I finished reading (for the second time) THE DEEP BLUE GOOD-BY (1964) yesterday. This is the first of twenty-one Travis McGee novels that John D. MacDonald wrote over the course of his long and illustrious writing career.

As stated in my previous post, my first McGee novel (and first MacDonald book) was THE EMPTY COPPER SEA. I eventually read all of the McGee novels but not in strict chronological order. I'm not sure that it's entirely necessary to read them in order and reading them out of order as I did certainly didn't lessen my enjoyment of the books. But if you've never read a Travis McGee novel, it's probably best that you start here. Oh, and whatever you do, try and save the last book in the series, THE LONELY SILVER RAIN, for last. You'll appreciate it much more if you do.

DEEP BLUE introduces Travis McGee, self-styled "salvage expert" taking his retirement in chunks while living on a houseboat in Fort Lauderdale, Florida. Most of the elements of the series are established here: the houseboat itself (The Busted Flush) and how McGee acquired it, Miss Agnes (McGee's unique Rolls Royce/pickup truck hybrid), his neighbor, the Alabama Tiger and a bevy of assorted beach girls.

McGee is not a private detective. Instead,when he runs short of money, he takes on "salvage" jobs in which he helps victims who have had something of valuable stolen or taken from them by less than legal methods. McGee's terms are that he'll get the item or items back and keep half of the value of said item as payment.

In DEEP BLUE McGee is on the hunt for a small fortune in gemstones, illegally obtained by an Army pilot in WWII. The hidden cache of jewels have been found by one Junior Allen, a smiling sadist and one of the best villains ever created by John D. MacDonald. McGee comes to the rescue of Lois Atkinson, a woman victimized by Allen. He nurses her back to life and health over the course of several days using what I have come to refer to as"McGee's magic dick". I don't mean any disrespect for MacDonald and his work but in almost every Travis McGee novel, McGee beds a troubled woman and restores her to vitality after their lovemaking. But that's a minor quibble and it doesn't impede my enjoyment of this and all of the Travis McGee novels.

MacDonald spins a great yarn here, slowly building to a nerve-racking battle to the death between McGee and Allen aboard a yacht at sea in the middle of a midnight storm. And while McGee ultimately emerges victorious, he pays a heavy price for winning this battle.

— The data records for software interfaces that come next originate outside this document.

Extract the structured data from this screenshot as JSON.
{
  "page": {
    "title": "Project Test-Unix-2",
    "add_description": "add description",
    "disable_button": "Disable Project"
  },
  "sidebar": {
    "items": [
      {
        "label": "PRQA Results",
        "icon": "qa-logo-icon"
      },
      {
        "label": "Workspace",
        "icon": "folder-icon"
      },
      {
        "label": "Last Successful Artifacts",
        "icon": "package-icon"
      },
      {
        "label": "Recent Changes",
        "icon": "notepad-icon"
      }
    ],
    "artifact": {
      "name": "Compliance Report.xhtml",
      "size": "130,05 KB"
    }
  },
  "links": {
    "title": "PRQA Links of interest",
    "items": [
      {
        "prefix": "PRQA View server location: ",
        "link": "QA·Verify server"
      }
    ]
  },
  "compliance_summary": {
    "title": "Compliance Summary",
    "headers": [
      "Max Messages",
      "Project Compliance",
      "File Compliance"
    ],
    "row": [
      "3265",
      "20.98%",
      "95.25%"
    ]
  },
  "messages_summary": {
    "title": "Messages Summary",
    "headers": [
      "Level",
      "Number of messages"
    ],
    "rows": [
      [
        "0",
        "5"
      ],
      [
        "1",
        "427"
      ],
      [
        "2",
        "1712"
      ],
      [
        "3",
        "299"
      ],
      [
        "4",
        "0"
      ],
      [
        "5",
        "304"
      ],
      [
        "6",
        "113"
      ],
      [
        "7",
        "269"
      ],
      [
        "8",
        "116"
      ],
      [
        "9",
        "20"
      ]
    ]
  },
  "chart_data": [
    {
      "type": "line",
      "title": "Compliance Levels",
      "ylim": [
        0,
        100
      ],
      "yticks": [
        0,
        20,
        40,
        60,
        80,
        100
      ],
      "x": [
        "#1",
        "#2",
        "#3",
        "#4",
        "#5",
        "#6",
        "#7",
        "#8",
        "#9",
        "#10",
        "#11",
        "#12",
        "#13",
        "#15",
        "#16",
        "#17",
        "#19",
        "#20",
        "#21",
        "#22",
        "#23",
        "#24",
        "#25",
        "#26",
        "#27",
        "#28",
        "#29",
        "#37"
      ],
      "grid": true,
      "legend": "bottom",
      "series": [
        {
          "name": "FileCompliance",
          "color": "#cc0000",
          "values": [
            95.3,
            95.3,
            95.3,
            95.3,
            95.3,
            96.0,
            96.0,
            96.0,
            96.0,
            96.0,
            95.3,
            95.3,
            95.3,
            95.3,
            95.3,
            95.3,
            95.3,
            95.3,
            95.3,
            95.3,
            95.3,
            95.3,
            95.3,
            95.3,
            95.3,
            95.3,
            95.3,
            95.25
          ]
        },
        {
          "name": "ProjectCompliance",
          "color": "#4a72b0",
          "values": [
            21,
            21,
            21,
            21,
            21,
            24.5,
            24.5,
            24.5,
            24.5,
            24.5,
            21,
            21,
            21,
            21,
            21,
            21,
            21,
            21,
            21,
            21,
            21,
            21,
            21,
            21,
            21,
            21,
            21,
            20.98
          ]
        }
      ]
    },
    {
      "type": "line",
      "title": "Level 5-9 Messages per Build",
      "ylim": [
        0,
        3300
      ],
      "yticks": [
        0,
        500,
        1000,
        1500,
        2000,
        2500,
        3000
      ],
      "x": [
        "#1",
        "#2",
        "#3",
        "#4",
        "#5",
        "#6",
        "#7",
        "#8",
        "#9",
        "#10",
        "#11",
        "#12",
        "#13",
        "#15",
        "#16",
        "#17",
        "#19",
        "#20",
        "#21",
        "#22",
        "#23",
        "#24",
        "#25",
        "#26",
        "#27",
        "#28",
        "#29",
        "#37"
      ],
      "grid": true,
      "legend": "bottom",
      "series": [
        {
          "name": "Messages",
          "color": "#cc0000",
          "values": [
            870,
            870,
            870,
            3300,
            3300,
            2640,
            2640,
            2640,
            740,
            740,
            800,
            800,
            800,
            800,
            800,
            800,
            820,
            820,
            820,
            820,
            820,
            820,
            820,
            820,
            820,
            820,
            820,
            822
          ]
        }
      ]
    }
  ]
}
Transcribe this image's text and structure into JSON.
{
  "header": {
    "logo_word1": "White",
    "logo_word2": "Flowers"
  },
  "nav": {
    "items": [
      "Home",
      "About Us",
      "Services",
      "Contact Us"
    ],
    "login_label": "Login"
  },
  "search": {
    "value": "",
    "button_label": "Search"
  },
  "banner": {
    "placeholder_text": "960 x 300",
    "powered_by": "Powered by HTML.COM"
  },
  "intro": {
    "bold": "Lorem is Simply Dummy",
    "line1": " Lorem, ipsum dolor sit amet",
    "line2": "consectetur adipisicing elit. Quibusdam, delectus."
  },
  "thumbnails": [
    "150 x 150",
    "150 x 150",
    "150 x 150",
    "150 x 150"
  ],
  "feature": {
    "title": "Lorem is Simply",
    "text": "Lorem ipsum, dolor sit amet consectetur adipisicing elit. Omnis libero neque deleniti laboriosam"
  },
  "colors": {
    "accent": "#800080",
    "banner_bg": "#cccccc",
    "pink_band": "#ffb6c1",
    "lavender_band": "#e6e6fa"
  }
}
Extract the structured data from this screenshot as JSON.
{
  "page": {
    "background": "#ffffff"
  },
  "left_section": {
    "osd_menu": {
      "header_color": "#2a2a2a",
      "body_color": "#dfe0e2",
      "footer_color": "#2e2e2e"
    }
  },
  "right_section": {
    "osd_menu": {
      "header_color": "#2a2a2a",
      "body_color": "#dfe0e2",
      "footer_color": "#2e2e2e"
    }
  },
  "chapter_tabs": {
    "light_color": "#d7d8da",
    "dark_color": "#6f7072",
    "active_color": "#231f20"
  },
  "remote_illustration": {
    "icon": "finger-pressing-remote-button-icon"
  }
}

In addition to the well-plotted mystery aspects of the book, DEEP BLUE is full of McGee's ruminations on modern life and his likes and dislikes. MacDonald imbued McGee with a very distinctive world view and it's his "voice" (the McGee novels are all in first person) that give this series such a rich and complex texture.

If you've never met Travis McGee, you need to do so, immediately. Thanks to Random House for their reissuing of the McGee series and other stand alone novels by MacDonald in handsome new trade paperback editions, you now have the chance to experience the works of one of the greatest post war American authors, mystery or otherwise. Yes, John D. MacDonald is that good.

 Start here. You won't be disappointed.


  1. In my humble opinion, The Deep Blue Good-By is a remarkable piece of work by whatever standards you’d like to apply. I’m not talking about McGee’s comic book like superhero antics in subduing and killing Junior Allen (after all, one of the main purposes of this kind of fiction is to entertain); rather, the intricacy of the plotting, the razorsharp characterizations, the finely tuned and highly observant sense of place (which MacDonald fails with, somewhat, in the McGee novels that he moves outside of Florida), the observations and ruminations of McGee – these are all superb, even amazing.

  2. Thanks for your comments Elizabeth. I think John D. MacDonald was a truly great American writer. I've read all of his books at least once and I'm looking forward to re-reading them again after thirty years.

  3. And MacDonald takes chances. His descriptions of, and explanations for, the way Junior Allen makes both Cathy Kerr and Lois Atkinson essentially his willing, nymphomaniac sex slaves will make every self respecting academic feminist in the world scream in protest. And he scalds George Brell with 180 degree water to get information out of him, so surely the sadist charge is awaiting somewhere.